Where in the records does the word "JSON" occur? Copy each line in which it does.

ENTRIES SUPPLIED:
• • • •

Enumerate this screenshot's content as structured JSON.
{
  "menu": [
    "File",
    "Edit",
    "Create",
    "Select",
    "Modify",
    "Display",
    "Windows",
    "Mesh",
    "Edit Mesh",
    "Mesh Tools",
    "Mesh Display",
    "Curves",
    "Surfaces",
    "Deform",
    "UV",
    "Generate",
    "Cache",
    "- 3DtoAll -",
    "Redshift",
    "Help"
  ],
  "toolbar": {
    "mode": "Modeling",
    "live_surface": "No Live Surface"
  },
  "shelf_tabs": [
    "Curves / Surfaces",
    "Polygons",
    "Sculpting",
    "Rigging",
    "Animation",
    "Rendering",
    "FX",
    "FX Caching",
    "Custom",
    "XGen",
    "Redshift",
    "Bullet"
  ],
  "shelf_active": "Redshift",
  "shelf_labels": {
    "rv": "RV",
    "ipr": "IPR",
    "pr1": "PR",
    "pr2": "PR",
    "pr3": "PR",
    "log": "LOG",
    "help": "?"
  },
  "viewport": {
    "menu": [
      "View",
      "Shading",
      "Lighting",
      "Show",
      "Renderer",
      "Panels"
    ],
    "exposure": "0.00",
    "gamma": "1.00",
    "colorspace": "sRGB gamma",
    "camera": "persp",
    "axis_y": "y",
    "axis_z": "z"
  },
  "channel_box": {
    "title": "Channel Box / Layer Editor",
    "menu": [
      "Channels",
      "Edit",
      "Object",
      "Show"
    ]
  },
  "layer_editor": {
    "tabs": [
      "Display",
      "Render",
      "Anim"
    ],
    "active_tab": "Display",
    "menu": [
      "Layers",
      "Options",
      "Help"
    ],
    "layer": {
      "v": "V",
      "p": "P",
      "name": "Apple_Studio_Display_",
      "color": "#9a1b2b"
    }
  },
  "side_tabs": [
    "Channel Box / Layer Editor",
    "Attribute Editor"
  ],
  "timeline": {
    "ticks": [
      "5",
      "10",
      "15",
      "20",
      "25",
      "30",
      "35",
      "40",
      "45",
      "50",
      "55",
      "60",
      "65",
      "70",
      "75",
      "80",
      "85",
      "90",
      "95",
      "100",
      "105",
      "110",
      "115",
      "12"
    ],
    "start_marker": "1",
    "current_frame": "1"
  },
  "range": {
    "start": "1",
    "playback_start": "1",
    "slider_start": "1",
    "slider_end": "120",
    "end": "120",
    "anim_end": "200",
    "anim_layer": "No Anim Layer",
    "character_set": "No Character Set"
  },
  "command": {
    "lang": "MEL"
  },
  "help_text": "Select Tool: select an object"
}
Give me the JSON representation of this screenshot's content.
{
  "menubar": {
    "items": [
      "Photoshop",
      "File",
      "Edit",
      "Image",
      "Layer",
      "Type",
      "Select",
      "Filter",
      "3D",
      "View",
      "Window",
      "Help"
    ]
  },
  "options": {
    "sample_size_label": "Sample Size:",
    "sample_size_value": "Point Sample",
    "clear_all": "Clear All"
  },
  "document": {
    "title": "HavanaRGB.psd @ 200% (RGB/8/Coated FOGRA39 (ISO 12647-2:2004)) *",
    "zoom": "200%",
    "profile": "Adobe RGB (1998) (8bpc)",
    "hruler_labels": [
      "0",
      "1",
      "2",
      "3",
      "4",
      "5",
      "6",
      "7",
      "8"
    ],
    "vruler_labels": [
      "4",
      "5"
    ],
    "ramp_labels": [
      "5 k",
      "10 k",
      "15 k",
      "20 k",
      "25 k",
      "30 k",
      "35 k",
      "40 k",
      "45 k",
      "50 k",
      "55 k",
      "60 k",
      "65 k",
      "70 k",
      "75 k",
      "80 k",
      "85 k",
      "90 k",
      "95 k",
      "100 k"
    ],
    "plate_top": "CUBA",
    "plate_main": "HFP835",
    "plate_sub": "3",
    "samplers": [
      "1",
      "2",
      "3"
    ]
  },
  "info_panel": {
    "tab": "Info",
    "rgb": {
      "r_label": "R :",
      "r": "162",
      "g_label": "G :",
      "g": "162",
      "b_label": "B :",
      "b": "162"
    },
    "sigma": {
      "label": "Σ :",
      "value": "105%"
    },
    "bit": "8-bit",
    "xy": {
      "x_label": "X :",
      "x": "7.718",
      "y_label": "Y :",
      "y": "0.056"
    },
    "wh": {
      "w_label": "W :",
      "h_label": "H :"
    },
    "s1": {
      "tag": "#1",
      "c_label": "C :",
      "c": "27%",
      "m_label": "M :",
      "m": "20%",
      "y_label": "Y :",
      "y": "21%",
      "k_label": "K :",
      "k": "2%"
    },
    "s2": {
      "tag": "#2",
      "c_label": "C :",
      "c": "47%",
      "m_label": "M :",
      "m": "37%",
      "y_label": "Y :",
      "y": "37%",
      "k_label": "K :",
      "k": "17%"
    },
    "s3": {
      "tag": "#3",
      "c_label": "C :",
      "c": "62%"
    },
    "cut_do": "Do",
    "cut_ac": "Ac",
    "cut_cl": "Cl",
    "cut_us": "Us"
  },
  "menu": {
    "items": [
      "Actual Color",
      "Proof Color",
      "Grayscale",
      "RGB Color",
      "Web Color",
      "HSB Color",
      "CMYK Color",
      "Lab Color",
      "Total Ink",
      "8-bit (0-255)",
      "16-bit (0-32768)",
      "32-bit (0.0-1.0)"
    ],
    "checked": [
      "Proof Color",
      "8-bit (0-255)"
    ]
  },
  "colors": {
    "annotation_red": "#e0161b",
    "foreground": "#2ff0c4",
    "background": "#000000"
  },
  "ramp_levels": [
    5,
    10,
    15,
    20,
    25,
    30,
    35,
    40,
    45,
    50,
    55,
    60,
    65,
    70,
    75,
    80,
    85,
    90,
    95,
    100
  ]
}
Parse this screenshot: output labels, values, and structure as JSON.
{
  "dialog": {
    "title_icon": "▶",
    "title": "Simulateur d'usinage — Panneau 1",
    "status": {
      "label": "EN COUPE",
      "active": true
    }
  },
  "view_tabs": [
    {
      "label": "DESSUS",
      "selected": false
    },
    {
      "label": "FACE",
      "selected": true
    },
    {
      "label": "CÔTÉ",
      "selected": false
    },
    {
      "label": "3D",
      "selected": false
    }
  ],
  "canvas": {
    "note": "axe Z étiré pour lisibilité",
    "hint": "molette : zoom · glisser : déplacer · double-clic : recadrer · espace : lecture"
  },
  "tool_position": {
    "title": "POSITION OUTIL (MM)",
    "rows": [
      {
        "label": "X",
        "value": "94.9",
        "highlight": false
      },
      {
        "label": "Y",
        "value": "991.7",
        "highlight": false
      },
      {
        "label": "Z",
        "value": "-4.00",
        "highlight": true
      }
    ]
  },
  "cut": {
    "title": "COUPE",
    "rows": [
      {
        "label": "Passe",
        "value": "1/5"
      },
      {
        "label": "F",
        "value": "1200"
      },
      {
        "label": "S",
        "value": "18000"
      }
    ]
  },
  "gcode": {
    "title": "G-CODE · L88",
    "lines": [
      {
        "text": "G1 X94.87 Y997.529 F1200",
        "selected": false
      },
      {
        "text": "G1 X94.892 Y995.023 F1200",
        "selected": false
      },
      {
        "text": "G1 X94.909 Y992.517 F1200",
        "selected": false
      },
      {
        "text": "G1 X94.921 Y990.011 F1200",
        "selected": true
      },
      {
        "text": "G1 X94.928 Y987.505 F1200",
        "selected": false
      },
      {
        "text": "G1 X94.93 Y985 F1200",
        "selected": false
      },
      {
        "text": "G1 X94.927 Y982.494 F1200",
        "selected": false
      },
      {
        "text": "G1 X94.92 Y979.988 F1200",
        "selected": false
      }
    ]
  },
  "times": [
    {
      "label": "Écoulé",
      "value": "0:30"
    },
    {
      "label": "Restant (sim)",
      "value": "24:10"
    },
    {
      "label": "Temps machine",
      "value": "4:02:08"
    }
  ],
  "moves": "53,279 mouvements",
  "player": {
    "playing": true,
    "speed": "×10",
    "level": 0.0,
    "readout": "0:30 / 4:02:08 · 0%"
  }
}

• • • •

RESULT FOR THIS TASK:
Enumerate this screenshot's content as structured JSON.
Give me the JSON representation of this screenshot's content.
Parse this screenshot: output labels, values, and structure as JSON.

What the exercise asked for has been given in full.